## AIM OF THE TASK
Copy, in full, each line of the material that holds the word "shows".

## RECORDS TO PROCESS

———

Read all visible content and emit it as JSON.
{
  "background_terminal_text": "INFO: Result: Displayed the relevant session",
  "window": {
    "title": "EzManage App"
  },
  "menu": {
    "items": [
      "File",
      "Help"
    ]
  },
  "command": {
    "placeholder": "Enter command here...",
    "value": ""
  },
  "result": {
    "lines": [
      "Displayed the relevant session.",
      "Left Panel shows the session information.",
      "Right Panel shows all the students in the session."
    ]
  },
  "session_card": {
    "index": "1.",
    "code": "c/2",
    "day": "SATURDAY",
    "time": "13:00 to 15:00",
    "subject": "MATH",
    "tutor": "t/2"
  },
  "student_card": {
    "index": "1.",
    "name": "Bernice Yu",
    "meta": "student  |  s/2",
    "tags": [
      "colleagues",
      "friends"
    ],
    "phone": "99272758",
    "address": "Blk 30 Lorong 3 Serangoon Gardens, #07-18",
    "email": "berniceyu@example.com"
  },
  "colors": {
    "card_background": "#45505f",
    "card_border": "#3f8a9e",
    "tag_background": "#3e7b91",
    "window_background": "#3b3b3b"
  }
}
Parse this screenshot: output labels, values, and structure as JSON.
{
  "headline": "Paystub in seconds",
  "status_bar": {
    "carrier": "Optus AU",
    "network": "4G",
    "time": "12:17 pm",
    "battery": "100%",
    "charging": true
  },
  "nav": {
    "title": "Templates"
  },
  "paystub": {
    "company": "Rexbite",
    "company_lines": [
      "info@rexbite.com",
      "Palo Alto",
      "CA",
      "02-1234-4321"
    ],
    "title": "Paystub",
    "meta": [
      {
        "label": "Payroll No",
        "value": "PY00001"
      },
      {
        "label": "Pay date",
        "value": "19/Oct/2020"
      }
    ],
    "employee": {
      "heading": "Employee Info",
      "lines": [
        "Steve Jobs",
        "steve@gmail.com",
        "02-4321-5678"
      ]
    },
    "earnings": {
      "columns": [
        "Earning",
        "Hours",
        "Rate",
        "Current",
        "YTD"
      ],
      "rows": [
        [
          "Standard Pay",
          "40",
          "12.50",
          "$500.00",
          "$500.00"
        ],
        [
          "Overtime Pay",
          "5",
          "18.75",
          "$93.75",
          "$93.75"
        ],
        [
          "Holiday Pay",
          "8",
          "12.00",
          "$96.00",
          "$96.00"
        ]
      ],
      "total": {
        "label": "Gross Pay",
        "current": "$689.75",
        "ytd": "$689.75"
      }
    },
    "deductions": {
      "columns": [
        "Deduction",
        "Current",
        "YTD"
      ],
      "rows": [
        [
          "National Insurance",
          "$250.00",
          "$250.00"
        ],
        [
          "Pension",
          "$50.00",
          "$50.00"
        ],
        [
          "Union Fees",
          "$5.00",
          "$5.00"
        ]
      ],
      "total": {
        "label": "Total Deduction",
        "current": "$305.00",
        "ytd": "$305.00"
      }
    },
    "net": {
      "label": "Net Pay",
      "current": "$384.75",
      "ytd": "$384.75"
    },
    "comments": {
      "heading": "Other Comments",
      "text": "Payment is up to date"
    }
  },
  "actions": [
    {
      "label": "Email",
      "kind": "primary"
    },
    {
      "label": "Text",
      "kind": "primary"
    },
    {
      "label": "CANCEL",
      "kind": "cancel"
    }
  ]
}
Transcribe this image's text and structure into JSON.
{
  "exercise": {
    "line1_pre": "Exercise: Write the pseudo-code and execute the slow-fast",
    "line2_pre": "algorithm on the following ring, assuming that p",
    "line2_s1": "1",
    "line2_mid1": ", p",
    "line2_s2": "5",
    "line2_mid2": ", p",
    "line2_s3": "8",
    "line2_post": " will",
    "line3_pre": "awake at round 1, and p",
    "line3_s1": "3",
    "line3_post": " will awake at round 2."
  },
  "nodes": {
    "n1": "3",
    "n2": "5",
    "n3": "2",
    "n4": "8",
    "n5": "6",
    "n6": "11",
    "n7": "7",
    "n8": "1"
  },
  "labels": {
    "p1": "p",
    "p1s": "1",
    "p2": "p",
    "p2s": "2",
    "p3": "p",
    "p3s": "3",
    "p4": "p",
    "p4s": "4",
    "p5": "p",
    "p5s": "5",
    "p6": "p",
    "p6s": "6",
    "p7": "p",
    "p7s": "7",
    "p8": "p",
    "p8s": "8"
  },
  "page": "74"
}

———

## WRITTEN ANSWER
      "Left Panel shows the session information.",
      "Right Panel shows all the students in the session."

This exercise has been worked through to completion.